- Singapore: Located at the southern tip of Peninsular Malaysia, Singapore is separated by the Strait of Johor. The two countries are connected by road and rail via the Johor-Singapore Causeway and the Second Link, facilitating trade and travel.
- Brunei: In the northern part of Borneo, Malaysia shares a border with the Sultanate of Brunei, a small, independent nation.
Malaysia’s diverse geography encompasses a range of landscapes, from coastal plains and fertile lowlands to rugged mountains and dense rainforests. Key geographical features include:
- Mountain Ranges: Malaysia is home to several mountain ranges, including the Titiwangsa Range in Peninsular Malaysia and the Crocker Range in Sabah. Mount Kinabalu in Sabah is the highest peak in Southeast Asia, standing at 4,095 meters (13,435 feet) above sea level.
- Rainforests: A significant portion of Malaysia is covered by lush rainforests, particularly in Borneo. These rainforests are among the oldest and most biodiverse in the world, hosting a remarkable array of plant and animal species.
- River Systems: Malaysia has numerous rivers and river basins, including the Rajang River in Sarawak, the Kinabatangan River in Sabah, and the Perak River in Peninsular Malaysia. These rivers are vital for transportation, agriculture, and biodiversity.
- Coastlines and Islands: Malaysia boasts a lengthy coastline along the South China Sea and the Strait of Malacca, providing it with strategic maritime access. The country is also home to numerous islands and archipelagos, with Langkawi and Penang being notable examples.
- Lake Kenyir: Lake Kenyir in Terengganu, Peninsular Malaysia, is the country’s largest artificial lake and a popular destination for ecotourism and water-based activities.
Malaysia experiences a tropical climate characterized by high temperatures, humidity, and significant rainfall throughout the year. The climate can be broadly divided into two seasons:
- Southwest Monsoon (Wet Season): This season, which occurs between May and September, brings heavy rainfall to the western coast of Peninsular Malaysia, particularly the states of Kedah, Penang, and Perak. The eastern coast and Borneo experience less rainfall during this period.

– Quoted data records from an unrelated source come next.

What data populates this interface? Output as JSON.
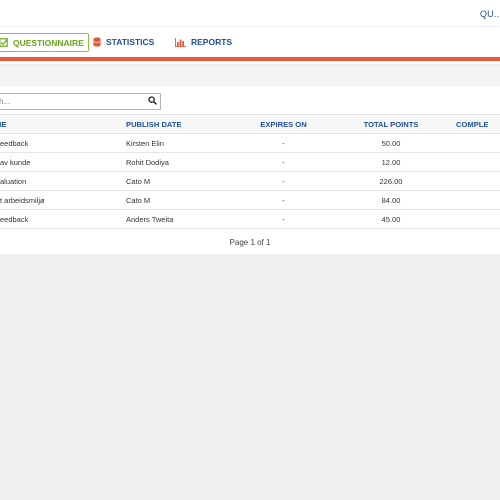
{
  "header": {
    "user_link": "QU..."
  },
  "tabs": [
    {
      "label": "QUESTIONNAIRE",
      "icon": "checkbox-icon",
      "active": true,
      "color": "#6aa51c"
    },
    {
      "label": "STATISTICS",
      "icon": "database-icon",
      "active": false,
      "color": "#e8583c"
    },
    {
      "label": "REPORTS",
      "icon": "bar-chart-icon",
      "active": false,
      "color": "#e8583c"
    }
  ],
  "accent_color": "#e8583c",
  "search": {
    "placeholder": "h..."
  },
  "table": {
    "headers": [
      "ME",
      "PUBLISH DATE",
      "EXPIRES ON",
      "TOTAL POINTS",
      "COMPLE"
    ],
    "rows": [
      {
        "name": "eedback",
        "publisher": "Kirsten Elin",
        "expires": "-",
        "points": "50.00"
      },
      {
        "name": "av kunde",
        "publisher": "Rohit Dodiya",
        "expires": "-",
        "points": "12.00"
      },
      {
        "name": "aluation",
        "publisher": "Cato M",
        "expires": "-",
        "points": "226.00"
      },
      {
        "name": "t arbeidsmiljø",
        "publisher": "Cato M",
        "expires": "-",
        "points": "84.00"
      },
      {
        "name": "eedback",
        "publisher": "Anders Tweita",
        "expires": "-",
        "points": "45.00"
      }
    ]
  },
  "pager": {
    "text": "Page 1 of 1"
  }
}
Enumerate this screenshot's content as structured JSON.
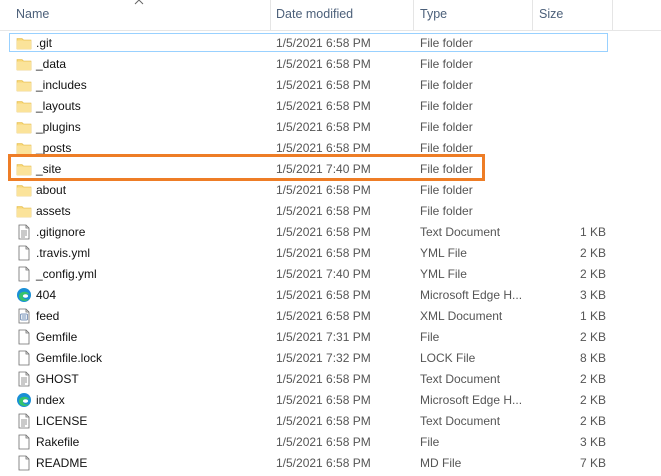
{
  "columns": {
    "name": "Name",
    "date": "Date modified",
    "type": "Type",
    "size": "Size"
  },
  "files": [
    {
      "name": ".git",
      "date": "1/5/2021 6:58 PM",
      "type": "File folder",
      "size": "",
      "icon": "folder-icon"
    },
    {
      "name": "_data",
      "date": "1/5/2021 6:58 PM",
      "type": "File folder",
      "size": "",
      "icon": "folder-icon"
    },
    {
      "name": "_includes",
      "date": "1/5/2021 6:58 PM",
      "type": "File folder",
      "size": "",
      "icon": "folder-icon"
    },
    {
      "name": "_layouts",
      "date": "1/5/2021 6:58 PM",
      "type": "File folder",
      "size": "",
      "icon": "folder-icon"
    },
    {
      "name": "_plugins",
      "date": "1/5/2021 6:58 PM",
      "type": "File folder",
      "size": "",
      "icon": "folder-icon"
    },
    {
      "name": "_posts",
      "date": "1/5/2021 6:58 PM",
      "type": "File folder",
      "size": "",
      "icon": "folder-icon"
    },
    {
      "name": "_site",
      "date": "1/5/2021 7:40 PM",
      "type": "File folder",
      "size": "",
      "icon": "folder-icon"
    },
    {
      "name": "about",
      "date": "1/5/2021 6:58 PM",
      "type": "File folder",
      "size": "",
      "icon": "folder-icon"
    },
    {
      "name": "assets",
      "date": "1/5/2021 6:58 PM",
      "type": "File folder",
      "size": "",
      "icon": "folder-icon"
    },
    {
      "name": ".gitignore",
      "date": "1/5/2021 6:58 PM",
      "type": "Text Document",
      "size": "1 KB",
      "icon": "text-file-icon"
    },
    {
      "name": ".travis.yml",
      "date": "1/5/2021 6:58 PM",
      "type": "YML File",
      "size": "2 KB",
      "icon": "file-icon"
    },
    {
      "name": "_config.yml",
      "date": "1/5/2021 7:40 PM",
      "type": "YML File",
      "size": "2 KB",
      "icon": "file-icon"
    },
    {
      "name": "404",
      "date": "1/5/2021 6:58 PM",
      "type": "Microsoft Edge H...",
      "size": "3 KB",
      "icon": "edge-icon"
    },
    {
      "name": "feed",
      "date": "1/5/2021 6:58 PM",
      "type": "XML Document",
      "size": "1 KB",
      "icon": "xml-file-icon"
    },
    {
      "name": "Gemfile",
      "date": "1/5/2021 7:31 PM",
      "type": "File",
      "size": "2 KB",
      "icon": "file-icon"
    },
    {
      "name": "Gemfile.lock",
      "date": "1/5/2021 7:32 PM",
      "type": "LOCK File",
      "size": "8 KB",
      "icon": "file-icon"
    },
    {
      "name": "GHOST",
      "date": "1/5/2021 6:58 PM",
      "type": "Text Document",
      "size": "2 KB",
      "icon": "text-file-icon"
    },
    {
      "name": "index",
      "date": "1/5/2021 6:58 PM",
      "type": "Microsoft Edge H...",
      "size": "2 KB",
      "icon": "edge-icon"
    },
    {
      "name": "LICENSE",
      "date": "1/5/2021 6:58 PM",
      "type": "Text Document",
      "size": "2 KB",
      "icon": "text-file-icon"
    },
    {
      "name": "Rakefile",
      "date": "1/5/2021 6:58 PM",
      "type": "File",
      "size": "3 KB",
      "icon": "file-icon"
    },
    {
      "name": "README",
      "date": "1/5/2021 6:58 PM",
      "type": "MD File",
      "size": "7 KB",
      "icon": "file-icon"
    }
  ],
  "colors": {
    "highlight": "#ee7d26",
    "folder": "#f8d775",
    "focus": "#99d1ff"
  }
}
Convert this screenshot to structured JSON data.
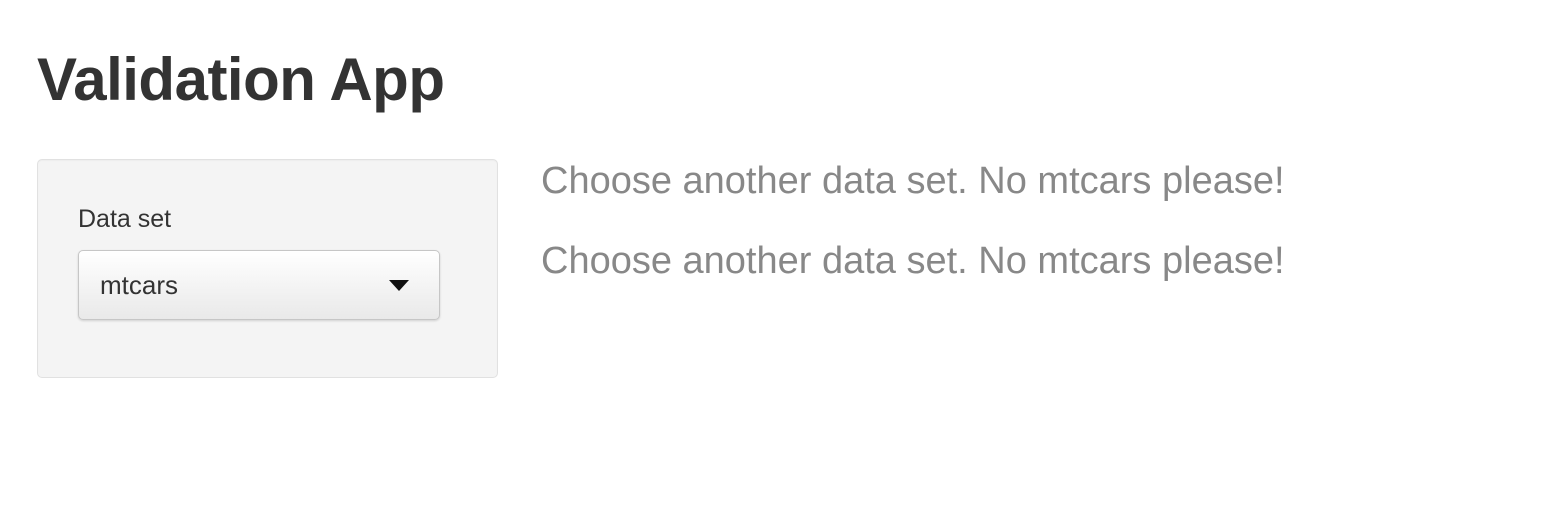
{
  "page": {
    "title": "Validation App"
  },
  "sidebar": {
    "dataset_label": "Data set",
    "dataset_select": {
      "selected_value": "mtcars",
      "icon": "caret-down-icon"
    }
  },
  "main": {
    "messages": [
      "Choose another data set. No mtcars please!",
      "Choose another data set. No mtcars please!"
    ]
  },
  "colors": {
    "title": "#333333",
    "panel_background": "#f4f4f4",
    "panel_border": "#e1e1e1",
    "message_text": "#888888"
  }
}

- Northeast Monsoon (Dry Season): From November to March, the northeastern monsoon brings drier conditions to Peninsular Malaysia’s western coast, while the eastern coast and Borneo receive more rainfall.
Role in Regional Dynamics:
Malaysia’s geographical location has made it a strategic player in regional politics, trade, and diplomacy within Southeast Asia. Some key aspects of its regional role include:
- ASEAN Membership: Malaysia is a founding member of the Association of Southeast Asian Nations (ASEAN), a regional organization that promotes cooperation, economic integration, and political stability among member states.
- Strategic Waterways: The Malacca Strait, located to the west of Peninsular Malaysia, is one of the world’s busiest and most critical maritime chokepoints, connecting the Indian Ocean and the South China Sea. Malaysia’s position along this waterway gives it significant influence in regional trade and geopolitics.
- Trade and Investment: Malaysia’s location, with well-developed ports and transportation networks, has made it a hub for trade and investment in Southeast Asia. The country has a strong economy and is known for its manufacturing, electronics, and palm oil industries.
In conclusion, Malaysia’s strategic geographical location in Southeast Asia has shaped its history, culture, and economic development. Its diverse landscapes, including rainforests and mountain ranges, provide unique opportunities for tourism and biodiversity conservation. Additionally, its role in regional organizations and its position along vital maritime routes make Malaysia a key player in the Asia-Pacific region.